In Sirius, Tomsk State University researchers and school students created a database of holographic images of plankton, which will enable non-stop automatic environmental monitoring using a submersible digital holographic camera.
TSU First Vice-Rector Victor Dyomin explains that traditionally, biologists, limnologists, and environmentalists study plankton “manually” by drawing it from its habitat and analyzing it microscopically. Data is obtained for the entire layer of the aqueous medium, and the plankton is removed from its habitat, which affects its life cycle. A TSU photostimulation method is 10 times more sensitive than the traditional bioindication of plankton, so pollution can be registered at early stages. The researchers are planning to set up underwater observatories for this method.

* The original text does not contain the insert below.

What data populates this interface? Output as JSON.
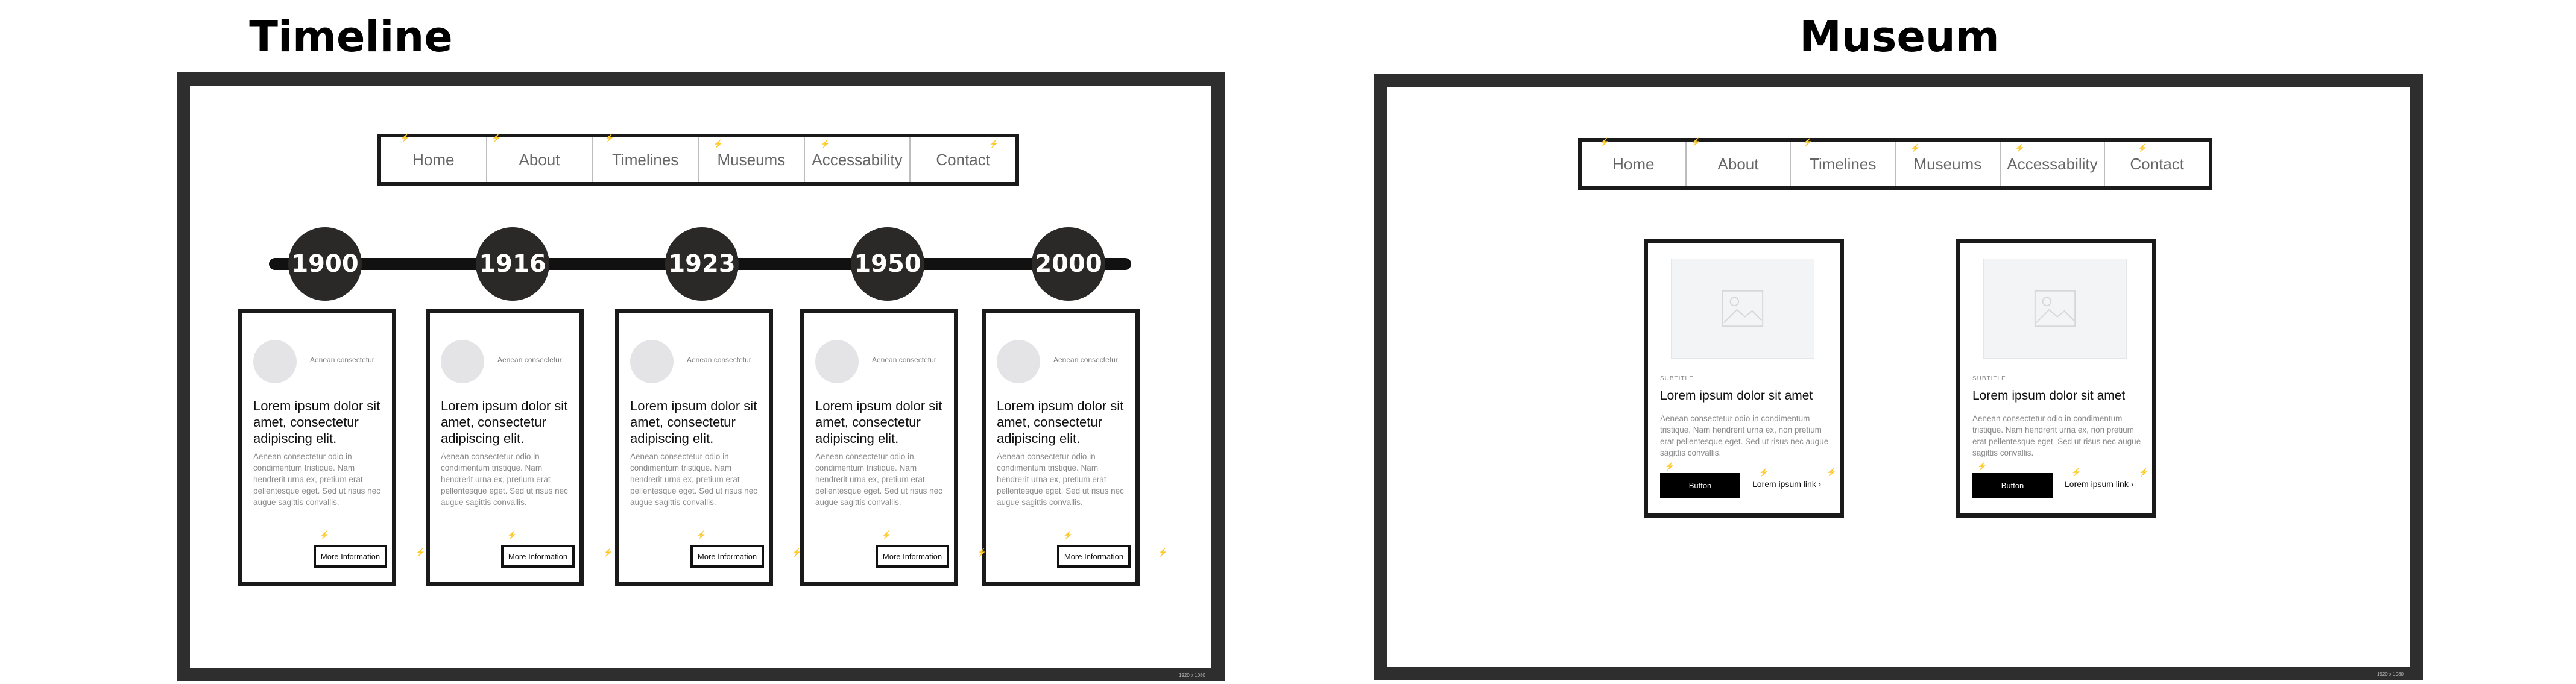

“Plankton observatories are about 10 times as sensitive as standard biotesting, so ‘alarm signals’ can be picked up even at the slightest pollution. The response to the pollution varies depending on the species of plankton, so it's important to automatically differentiate species, which is what the neural network is doing in real time. As part of the research project-based learning program Great Challenges (Exploration of the Arctic and the Global Ocean track), TSU scientists and school students from all over Russia have recently compiled a large database of holographic images of plankton of the Black Sea in the waters around the learning center Sirius and taught a neural network. Bioindication by plankton is especially important in the waters around high-risk sites such as nuclear power plants, which are usually built on the coast, oil and gas platforms, and gas pipelines. It makes sense to install a few stationary underwater holographic cameras to monitor the plankton's condition. While all the other environment parameters can be monitored, too, the main idea is to pay attention only to changes in the plankton behavior for alarm signals rather than continuously monitor a multitude of parameters, the entire periodic table, and only then look more closely at the causes, which could be radiation, chemical composition, increased salinity, etc.”, says Dyomin.
He adds that installation of the observatories on Kamchatka, Sakhalin, and at Sirius is now being discussed with regional officials. In addition, the method has interested the Research Institute of Civil Defense and Emergencies.
Text: TASS. Photos courtesy of the Laboratory for Radiophysical and Optical Methods of Environmental Research, Faculty of Radiophysics, TSU